CLINTON, Iowa – Andrew Fisher recently walked through the historic Wilson Building in Clinton and marveled at the original iron handrails in the stairwells.
“Look at these old handrails,” he said. “You see some new handrails in new houses and they wobble all the time. These old rails are still solid after 100 years.”
The solid handrails are just one of the small features and architectural marvels in the old downtown building that is finding new life.
A massive renovation of the Wilson Building, located at 210-217 Fifth Ave. South, is moving forward. When complete, it could be a “game-changer” for the community, according to the head of a Clinton business advocate organization.
The Wilson Lofts project – a $13.8 million plan to create a mixed-use building of apartments and commercial space – is expected to be done in late July, said Mr. Fisher, construction director for Economic Growth Corp. (GROWTH). The Rock Island-based non-profit organization is behind the redevelopment.
“It’s a great reuse of an old building that most people had no use for not too long ago… This is a happy ending for an old building that wasn’t going to make it unless we stepped in and made it happen,” he added.
As of early January, renovation work was about 55% complete with crews focusing on various interior jobs such as drywalling, electric and plumbing. Exterior work will resume once the weather improves, Mr. Fisher said.
For the past few months, construction crews have been busy converting the historic building into a modern facility with new townhome and loft apartments as well as commercial business space. But not all old things from the building will be tossed out. There will be numerous “neat pieces of history” that will remain to remind its new residents of the building’s heritage, Mr. Fisher said.
For instance, work crews discovered two old safes – both empty, of course – inside former office spaces in the building. Those safes will be placed on display on the first floor when the renovation project is complete. Also, the old mail slot system in the building will remain, but will not be functioning, to give residents a small glimpse of the past.
Mr. Fisher is pleased with the renovation progress being made on the building. And he was especially happy that the old structure has not revealed any expensive surprises that could hurt the renovation budget.
“When you work on these old buildings, you always prepare yourself for a few hiccups,” he said. “But, so far, no big surprises.”
Many Clinton residents also might be surprised at just how good the old building will look, GROWTH leaders said.
The new apartments will have in-unit washers and dryers, dishwashers, stoves and refrigerators. They will be cable- and internet-ready, and the building will be wheelchair accessible.
“The people of Clinton have been amazing to work with,” said Brian Hollenback, GROWTH’s president and CEO. “They understand this is a (great) investment to help the community.”
Wilson Lofts will have 33 residential rental units offering townhome apartments and 504-square-foot lofts as well as one- and two-bedroom apartments. Rents will range from $590 to $1,115, according to the Wilson Lofts website.
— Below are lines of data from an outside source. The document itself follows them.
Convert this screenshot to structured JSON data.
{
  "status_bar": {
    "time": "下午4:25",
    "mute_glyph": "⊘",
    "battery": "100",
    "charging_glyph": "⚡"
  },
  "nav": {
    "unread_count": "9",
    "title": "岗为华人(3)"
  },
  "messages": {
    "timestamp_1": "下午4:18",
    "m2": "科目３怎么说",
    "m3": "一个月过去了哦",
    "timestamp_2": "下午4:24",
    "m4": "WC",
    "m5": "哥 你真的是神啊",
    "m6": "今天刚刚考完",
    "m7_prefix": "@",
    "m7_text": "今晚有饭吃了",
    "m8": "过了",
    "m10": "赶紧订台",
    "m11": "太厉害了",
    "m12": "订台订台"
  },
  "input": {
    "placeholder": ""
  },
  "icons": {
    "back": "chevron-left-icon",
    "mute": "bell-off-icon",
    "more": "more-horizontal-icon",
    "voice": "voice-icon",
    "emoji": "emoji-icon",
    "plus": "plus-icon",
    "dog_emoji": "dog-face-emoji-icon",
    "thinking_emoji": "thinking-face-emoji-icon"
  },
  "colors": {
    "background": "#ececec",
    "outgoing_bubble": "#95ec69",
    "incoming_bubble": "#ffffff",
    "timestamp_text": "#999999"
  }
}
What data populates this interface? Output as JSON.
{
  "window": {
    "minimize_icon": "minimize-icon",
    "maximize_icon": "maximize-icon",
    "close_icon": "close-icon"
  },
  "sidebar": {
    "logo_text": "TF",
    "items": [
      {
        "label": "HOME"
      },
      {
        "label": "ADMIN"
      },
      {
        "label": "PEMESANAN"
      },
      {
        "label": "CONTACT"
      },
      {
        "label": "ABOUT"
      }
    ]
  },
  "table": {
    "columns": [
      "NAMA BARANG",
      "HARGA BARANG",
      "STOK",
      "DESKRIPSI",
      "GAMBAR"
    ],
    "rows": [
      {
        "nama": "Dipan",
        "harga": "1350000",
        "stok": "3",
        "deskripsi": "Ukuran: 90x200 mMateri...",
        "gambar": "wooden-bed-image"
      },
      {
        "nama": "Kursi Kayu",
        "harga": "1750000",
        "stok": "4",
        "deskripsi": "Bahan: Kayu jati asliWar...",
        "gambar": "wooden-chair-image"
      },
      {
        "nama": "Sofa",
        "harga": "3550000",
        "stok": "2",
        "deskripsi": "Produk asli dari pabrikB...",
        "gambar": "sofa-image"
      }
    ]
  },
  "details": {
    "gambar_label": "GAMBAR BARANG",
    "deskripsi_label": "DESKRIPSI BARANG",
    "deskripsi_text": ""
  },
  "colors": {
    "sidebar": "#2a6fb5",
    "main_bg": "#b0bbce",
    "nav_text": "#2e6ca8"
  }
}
To date, there are already 40 people on the waiting list, Mr. Hollenback added.
In addition to the living space, the ground floor will offer commercial spaces for entrepreneurs wanting to start a business. That commercial space will include:
- Makers on 5th: This business incubator will provide six spaces for people who want to refine and grow their businesses.
- Clinton Culinary: This space will offer four spaces for start-up culinary entrepreneurs to help them start new restaurants.
“This is going to be a game-changer for Clinton,” said Andy Sokolovich, interim president of the Clinton Regional Development Corporation (CRDC). “We have been trying to get this done for a very long time.”
Mr. Sokolovich added that the redevelopment will help attract more people to the downtown district with its apartments and by helping launch new businesses. “We are very excited to bring more people to downtown Clinton,” he added.
The Wilson Building was built between 1912-1914 and today is listed on the National Register of Historic Places. At one time, the building was home to a J.C. Penney store and Walgreens. Its upper floors once housed business offices. A groundbreaking on converting the building into Wilson Lofts was held June 16, 2021.
“Completion of this project will address local housing market needs, respond to the community’s growing and dynamic downtown residential population, and is consistent with the community’s desire for unique urban living opportunities that are close to many amenities,” according to Wilson Lofts’ website.
For more information and availability, visit www.wilson-lofts.com.